═══ THE RECORDS ═══

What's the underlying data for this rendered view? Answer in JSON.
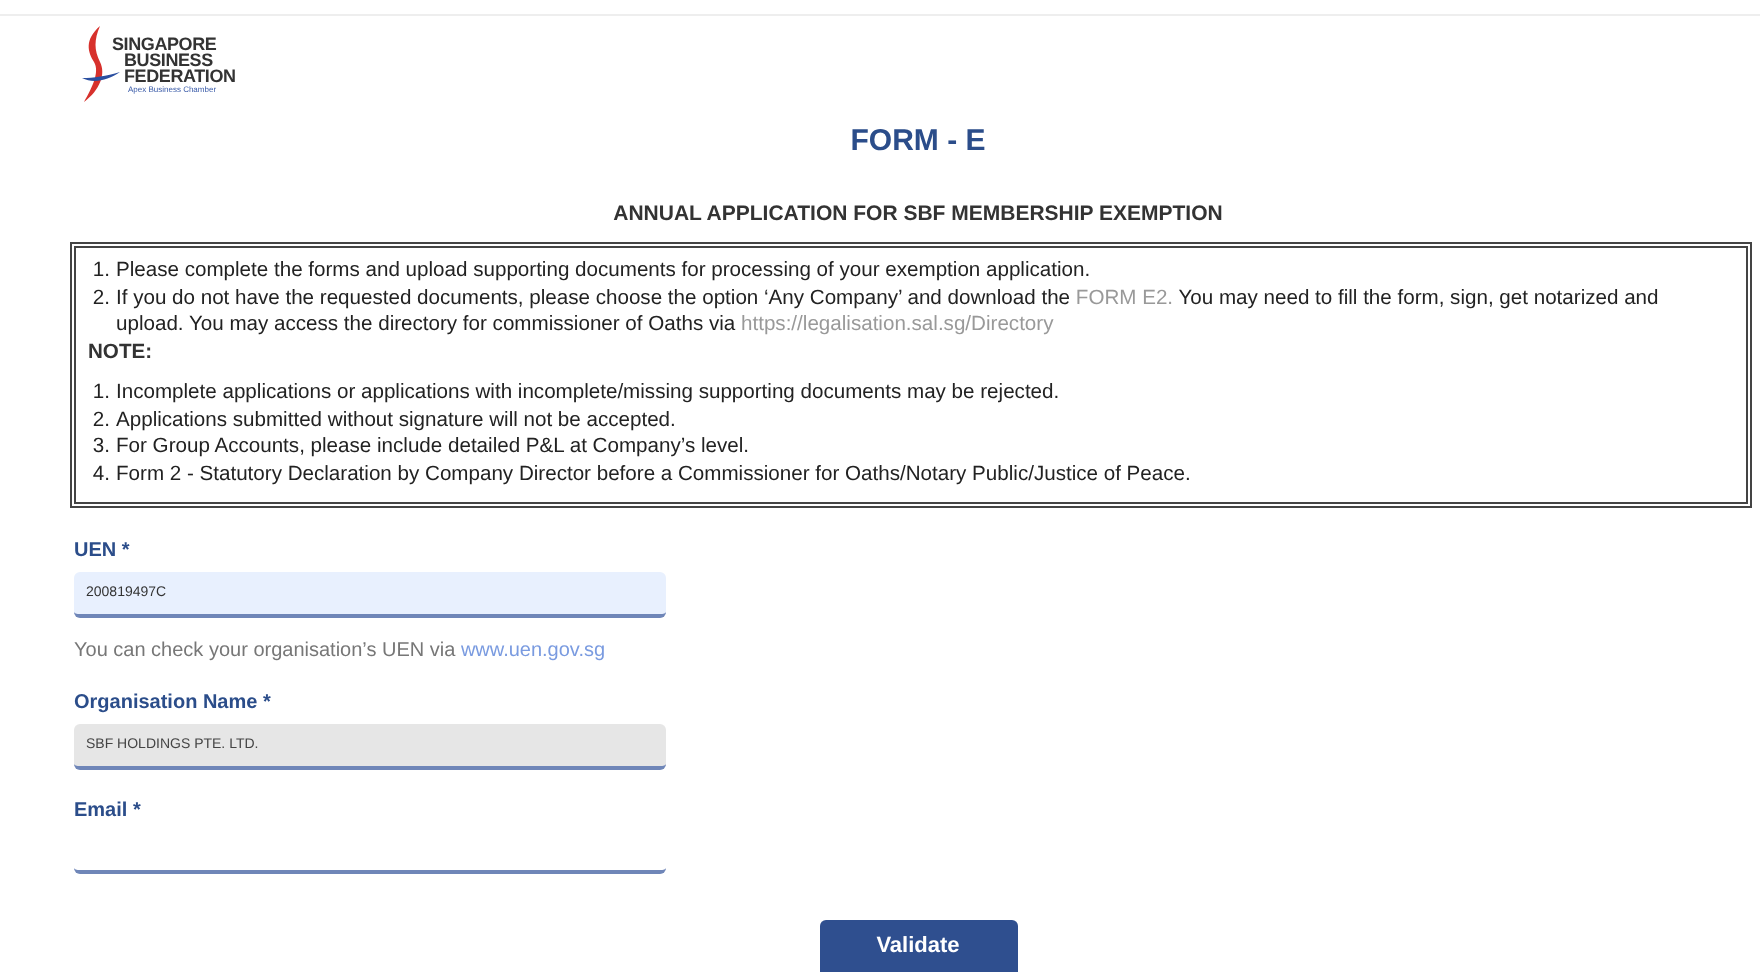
{
  "logo": {
    "lines": [
      "SINGAPORE",
      "BUSINESS",
      "FEDERATION"
    ],
    "tagline": "Apex Business Chamber"
  },
  "title": "FORM - E",
  "subtitle": "ANNUAL APPLICATION FOR SBF MEMBERSHIP EXEMPTION",
  "instructions": [
    {
      "number": "1.",
      "parts": [
        {
          "kind": "text",
          "text": "Please complete the forms and upload supporting documents for processing of your exemption application."
        }
      ]
    },
    {
      "number": "2.",
      "parts": [
        {
          "kind": "text",
          "text": "If you do not have the requested documents, please choose the option ‘Any Company’ and download the "
        },
        {
          "kind": "link",
          "text": "FORM E2."
        },
        {
          "kind": "text",
          "text": " You may need to fill the form, sign, get notarized and upload. You may access the directory for commissioner of Oaths via "
        },
        {
          "kind": "link",
          "text": "https://legalisation.sal.sg/Directory"
        }
      ]
    }
  ],
  "note_heading": "NOTE:",
  "notes": [
    {
      "number": "1.",
      "text": "Incomplete applications or applications with incomplete/missing supporting documents may be rejected."
    },
    {
      "number": "2.",
      "text": "Applications submitted without signature will not be accepted."
    },
    {
      "number": "3.",
      "text": "For Group Accounts, please include detailed P&L at Company’s level."
    },
    {
      "number": "4.",
      "text": "Form 2 - Statutory Declaration by Company Director before a Commissioner for Oaths/Notary Public/Justice of Peace."
    }
  ],
  "fields": [
    {
      "label": "UEN *",
      "value": "200819497C",
      "kind": "filled",
      "disabled": false,
      "help": {
        "text": "You can check your organisation’s UEN via ",
        "link": "www.uen.gov.sg"
      }
    },
    {
      "label": "Organisation Name *",
      "value": "SBF HOLDINGS PTE. LTD.",
      "kind": "filled",
      "disabled": true
    },
    {
      "label": "Email *",
      "kind": "underline",
      "disabled": false
    }
  ],
  "button": "Validate"
}
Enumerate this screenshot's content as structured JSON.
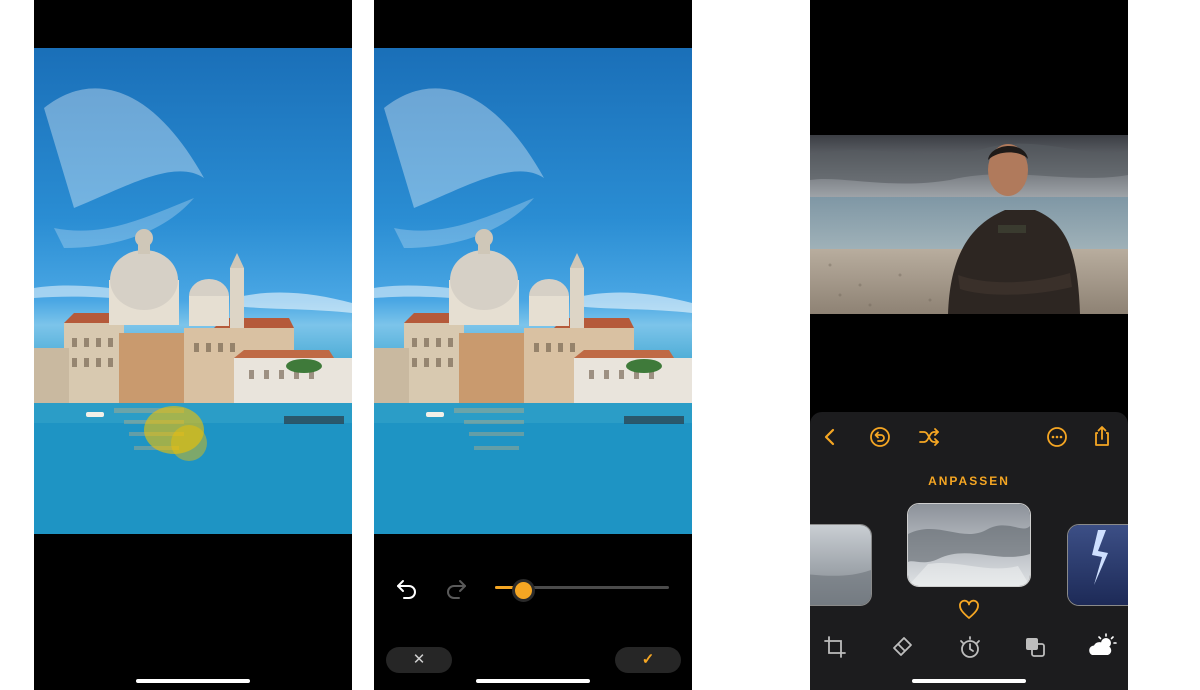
{
  "screens": [
    {
      "name": "retouch-preview"
    },
    {
      "name": "retouch-editor",
      "controls": {
        "slider_value": 0.16,
        "cancel_label": "✕",
        "confirm_label": "✓"
      },
      "colors": {
        "accent": "#f5a623"
      }
    },
    {
      "name": "sky-replacement",
      "section_title": "ANPASSEN",
      "toolbar_icons": [
        "back-icon",
        "undo-icon",
        "shuffle-icon",
        "more-icon",
        "share-icon"
      ],
      "bottom_tools": [
        "crop-icon",
        "eraser-icon",
        "timer-icon",
        "layers-icon",
        "weather-icon"
      ],
      "colors": {
        "accent": "#f5a623"
      }
    }
  ]
}
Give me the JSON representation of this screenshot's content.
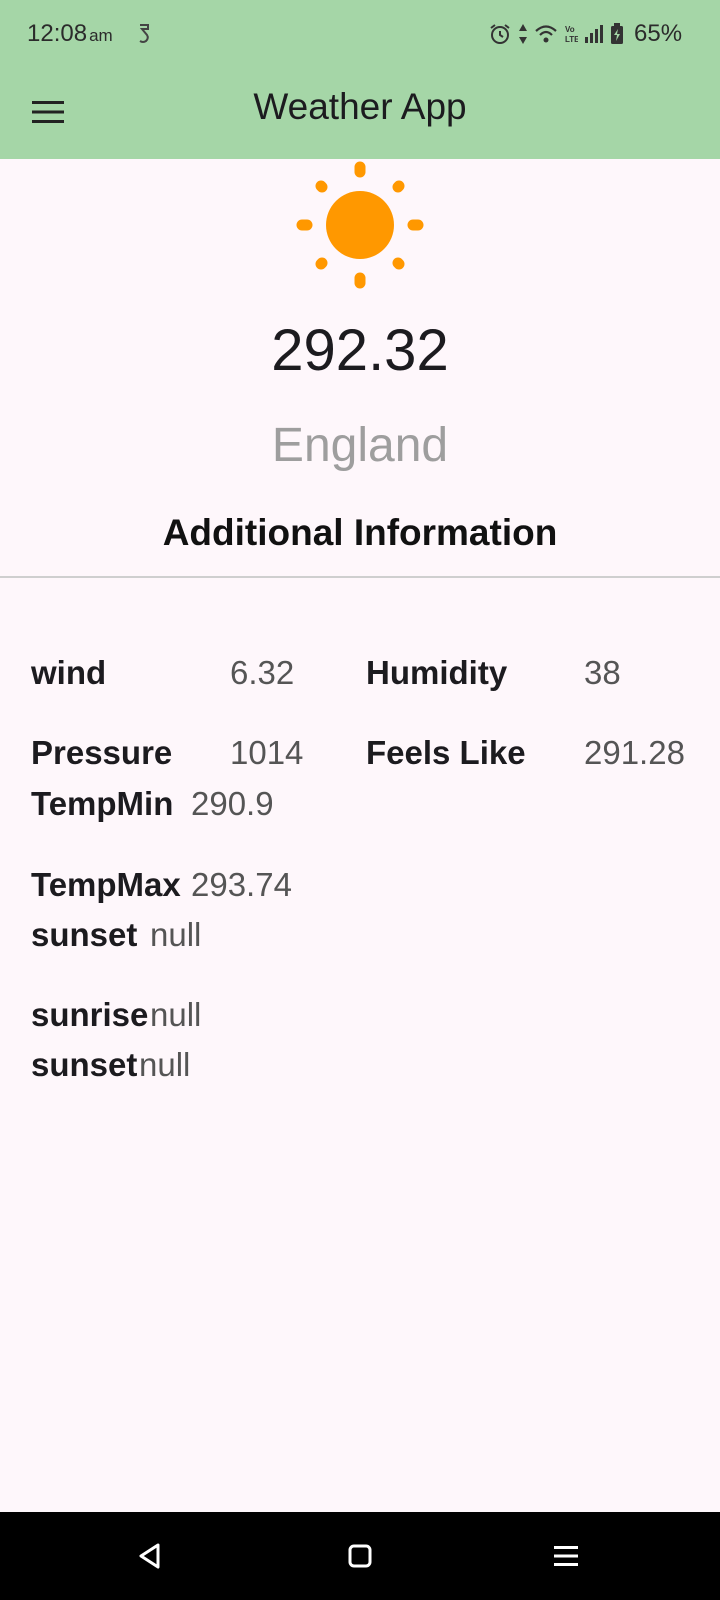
{
  "status_bar": {
    "time": "12:08",
    "ampm": "am",
    "battery": "65%"
  },
  "app_bar": {
    "title": "Weather App",
    "menu_icon": "menu-icon"
  },
  "weather": {
    "icon": "sun-icon",
    "temperature": "292.32",
    "city": "England"
  },
  "additional": {
    "title": "Additional Information",
    "wind_label": "wind",
    "wind_value": "6.32",
    "humidity_label": "Humidity",
    "humidity_value": "38",
    "pressure_label": "Pressure",
    "pressure_value": "1014",
    "feels_like_label": "Feels Like",
    "feels_like_value": "291.28",
    "temp_min_label": "TempMin",
    "temp_min_value": "290.9",
    "temp_max_label": "TempMax",
    "temp_max_value": "293.74",
    "sunset_label_1": "sunset",
    "sunset_value_1": "null",
    "sunrise_label": "sunrise",
    "sunrise_value": "null",
    "sunset_label_2": "sunset",
    "sunset_value_2": "null"
  },
  "colors": {
    "app_bar": "#A5D6A7",
    "background": "#FEF7FB",
    "sun": "#FF9800",
    "city_text": "#9E9E9E"
  },
  "nav_bar": {
    "icons": [
      "back-icon",
      "home-icon",
      "recents-icon"
    ]
  }
}
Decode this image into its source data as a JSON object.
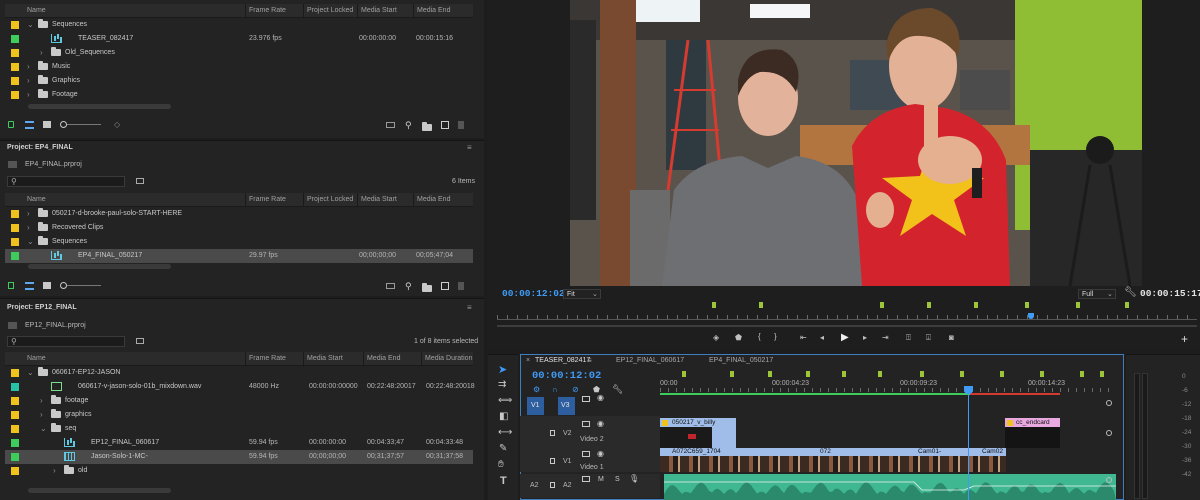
{
  "top_project": {
    "columns": [
      "Name",
      "Frame Rate",
      "Project Locked",
      "Media Start",
      "Media End"
    ],
    "rows": [
      {
        "name": "Sequences",
        "type": "folder",
        "expanded": true,
        "indent": 0,
        "color": "#f0c21e",
        "frame_rate": "",
        "locked": "",
        "media_start": "",
        "media_end": ""
      },
      {
        "name": "TEASER_082417",
        "type": "sequence",
        "indent": 2,
        "color": "#3ecc5d",
        "frame_rate": "23.976 fps",
        "locked": "",
        "media_start": "00:00:00:00",
        "media_end": "00:00:15:16"
      },
      {
        "name": "Old_Sequences",
        "type": "folder",
        "expanded": false,
        "indent": 1,
        "color": "#f0c21e",
        "frame_rate": "",
        "locked": "",
        "media_start": "",
        "media_end": ""
      },
      {
        "name": "Music",
        "type": "folder",
        "expanded": false,
        "indent": 0,
        "color": "#f0c21e",
        "frame_rate": "",
        "locked": "",
        "media_start": "",
        "media_end": ""
      },
      {
        "name": "Graphics",
        "type": "folder",
        "expanded": false,
        "indent": 0,
        "color": "#f0c21e",
        "frame_rate": "",
        "locked": "",
        "media_start": "",
        "media_end": ""
      },
      {
        "name": "Footage",
        "type": "folder",
        "expanded": false,
        "indent": 0,
        "color": "#f0c21e",
        "frame_rate": "",
        "locked": "",
        "media_start": "",
        "media_end": ""
      }
    ]
  },
  "ep4": {
    "title": "Project: EP4_FINAL",
    "file": "EP4_FINAL.prproj",
    "items_count": "6 Items",
    "columns": [
      "Name",
      "Frame Rate",
      "Project Locked",
      "Media Start",
      "Media End"
    ],
    "rows": [
      {
        "name": "050217-d-brooke-paul-solo-START-HERE",
        "type": "folder",
        "expanded": false,
        "indent": 0,
        "color": "#f0c21e",
        "frame_rate": "",
        "locked": "",
        "media_start": "",
        "media_end": ""
      },
      {
        "name": "Recovered Clips",
        "type": "folder",
        "expanded": false,
        "indent": 0,
        "color": "#f0c21e",
        "frame_rate": "",
        "locked": "",
        "media_start": "",
        "media_end": ""
      },
      {
        "name": "Sequences",
        "type": "folder",
        "expanded": true,
        "indent": 0,
        "color": "#f0c21e",
        "frame_rate": "",
        "locked": "",
        "media_start": "",
        "media_end": ""
      },
      {
        "name": "EP4_FINAL_050217",
        "type": "sequence",
        "indent": 2,
        "color": "#3ecc5d",
        "selected": true,
        "frame_rate": "29.97 fps",
        "locked": "",
        "media_start": "00;00;00;00",
        "media_end": "00;05;47;04"
      }
    ]
  },
  "ep12": {
    "title": "Project: EP12_FINAL",
    "file": "EP12_FINAL.prproj",
    "items_count": "1 of 8 items selected",
    "columns": [
      "Name",
      "Frame Rate",
      "Media Start",
      "Media End",
      "Media Duration"
    ],
    "rows": [
      {
        "name": "060617-EP12-JASON",
        "type": "folder",
        "expanded": true,
        "indent": 0,
        "color": "#f0c21e",
        "frame_rate": "",
        "media_start": "",
        "media_end": "",
        "media_duration": ""
      },
      {
        "name": "060617-v-jason-solo-01b_mixdown.wav",
        "type": "audio",
        "indent": 2,
        "color": "#26c4a4",
        "frame_rate": "48000 Hz",
        "media_start": "00:00:00:00000",
        "media_end": "00:22:48:20017",
        "media_duration": "00:22:48:20018"
      },
      {
        "name": "footage",
        "type": "folder",
        "expanded": false,
        "indent": 1,
        "color": "#f0c21e",
        "frame_rate": "",
        "media_start": "",
        "media_end": "",
        "media_duration": ""
      },
      {
        "name": "graphics",
        "type": "folder",
        "expanded": false,
        "indent": 1,
        "color": "#f0c21e",
        "frame_rate": "",
        "media_start": "",
        "media_end": "",
        "media_duration": ""
      },
      {
        "name": "seq",
        "type": "folder",
        "expanded": true,
        "indent": 1,
        "color": "#f0c21e",
        "frame_rate": "",
        "media_start": "",
        "media_end": "",
        "media_duration": ""
      },
      {
        "name": "EP12_FINAL_060617",
        "type": "sequence",
        "indent": 3,
        "color": "#3ecc5d",
        "frame_rate": "59.94 fps",
        "media_start": "00:00:00:00",
        "media_end": "00:04:33;47",
        "media_duration": "00:04:33:48"
      },
      {
        "name": "Jason-Solo-1-MC-",
        "type": "multicam",
        "indent": 3,
        "color": "#3ecc5d",
        "selected": true,
        "frame_rate": "59.94 fps",
        "media_start": "00;00;00;00",
        "media_end": "00;31;37;57",
        "media_duration": "00;31;37;58"
      },
      {
        "name": "old",
        "type": "folder",
        "expanded": false,
        "indent": 2,
        "color": "#f0c21e",
        "frame_rate": "",
        "media_start": "",
        "media_end": "",
        "media_duration": ""
      }
    ]
  },
  "program": {
    "current_tc": "00:00:12:02",
    "fit": "Fit",
    "full": "Full",
    "duration_tc": "00:00:15:17",
    "playhead_fraction": 0.7
  },
  "timeline": {
    "tabs": [
      "TEASER_082417",
      "EP12_FINAL_060617",
      "EP4_FINAL_050217"
    ],
    "tc": "00:00:12:02",
    "ruler": [
      "00:00",
      "00:00:04:23",
      "00:00:09:23",
      "00:00:14:23"
    ],
    "tracks": {
      "v1_src": "V1",
      "v3": "V3",
      "v2": "V2",
      "v2_name": "Video 2",
      "v1": "V1",
      "v1_name": "Video 1",
      "a2_src": "A2",
      "a2": "A2",
      "m": "M",
      "s": "S"
    },
    "clips": {
      "v2_a": "050217_v_billy",
      "v2_b": "cc_endcard",
      "v1_a": "A072C659_1704",
      "v1_b": "072",
      "v1_c": "Cam01-",
      "v1_d": "Cam02"
    }
  },
  "meter": {
    "scale": [
      "0",
      "-6",
      "-12",
      "-18",
      "-24",
      "-30",
      "-36",
      "-42"
    ]
  },
  "colors": {
    "accent_blue": "#3f9bf6",
    "folder": "#f0c21e",
    "sequence": "#3ecc5d",
    "audio": "#26c4a4",
    "marker": "#9dc53a"
  }
}
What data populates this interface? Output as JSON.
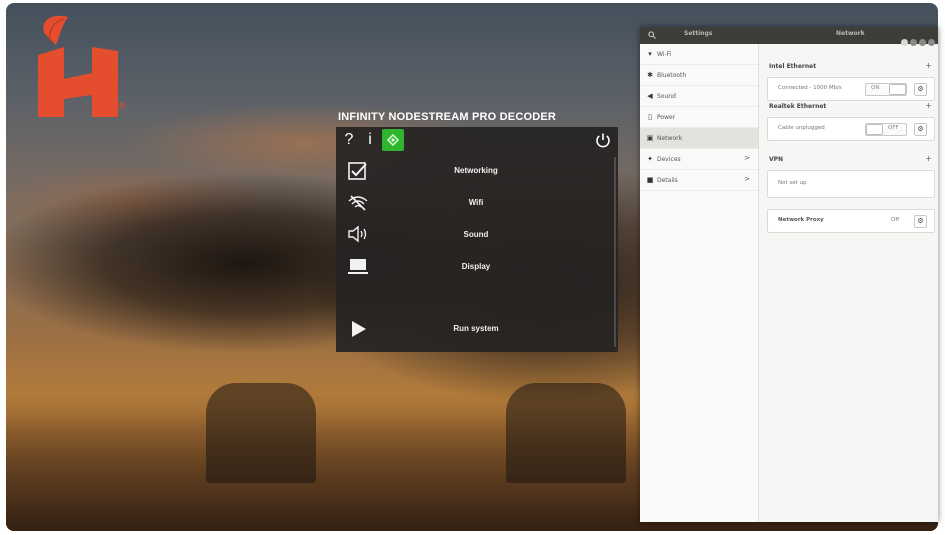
{
  "logo": {
    "letter": "H",
    "registered": "®"
  },
  "decoder": {
    "title": "INFINITY NODESTREAM PRO DECODER",
    "toolbar": {
      "help": "?",
      "info": "i"
    },
    "items": [
      {
        "label": "Networking",
        "icon": "checkbox-checked-icon"
      },
      {
        "label": "Wifi",
        "icon": "wifi-off-icon"
      },
      {
        "label": "Sound",
        "icon": "speaker-icon"
      },
      {
        "label": "Display",
        "icon": "monitor-icon"
      },
      {
        "label": "Run system",
        "icon": "play-icon"
      }
    ]
  },
  "settings": {
    "header": {
      "app": "Settings",
      "section": "Network"
    },
    "nav": [
      {
        "label": "Wi-Fi",
        "icon": "wifi-icon"
      },
      {
        "label": "Bluetooth",
        "icon": "bluetooth-icon"
      },
      {
        "label": "Sound",
        "icon": "speaker-icon"
      },
      {
        "label": "Power",
        "icon": "battery-icon"
      },
      {
        "label": "Network",
        "icon": "network-icon",
        "active": true
      },
      {
        "label": "Devices",
        "icon": "devices-icon",
        "chevron": ">"
      },
      {
        "label": "Details",
        "icon": "details-icon",
        "chevron": ">"
      }
    ],
    "intel": {
      "title": "Intel Ethernet",
      "status": "Connected - 1000 Mb/s",
      "toggle": "ON"
    },
    "realtek": {
      "title": "Realtek Ethernet",
      "status": "Cable unplugged",
      "toggle": "OFF"
    },
    "vpn": {
      "title": "VPN",
      "status": "Not set up"
    },
    "proxy": {
      "title": "Network Proxy",
      "value": "Off"
    }
  },
  "colors": {
    "logo": "#e44d2e",
    "decoder_accent": "#2fb52f"
  }
}
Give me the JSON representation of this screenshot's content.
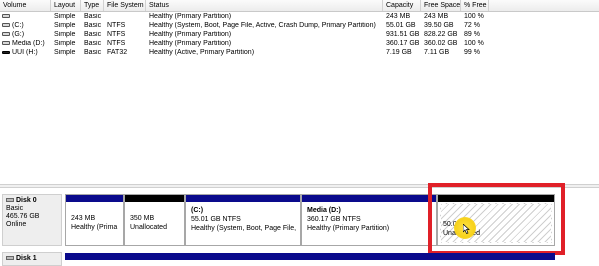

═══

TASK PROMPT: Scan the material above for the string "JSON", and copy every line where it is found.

OUTPUT FOR THIS TASK:
What's the underlying data for this rendered view? Answer in JSON.
Enumerate this screenshot's content as structured JSON.
Give me the JSON representation of this screenshot's content.
Decode this image into its source data as a JSON object.
What data populates this interface? Output as JSON.
Give me the JSON representation of this screenshot's content.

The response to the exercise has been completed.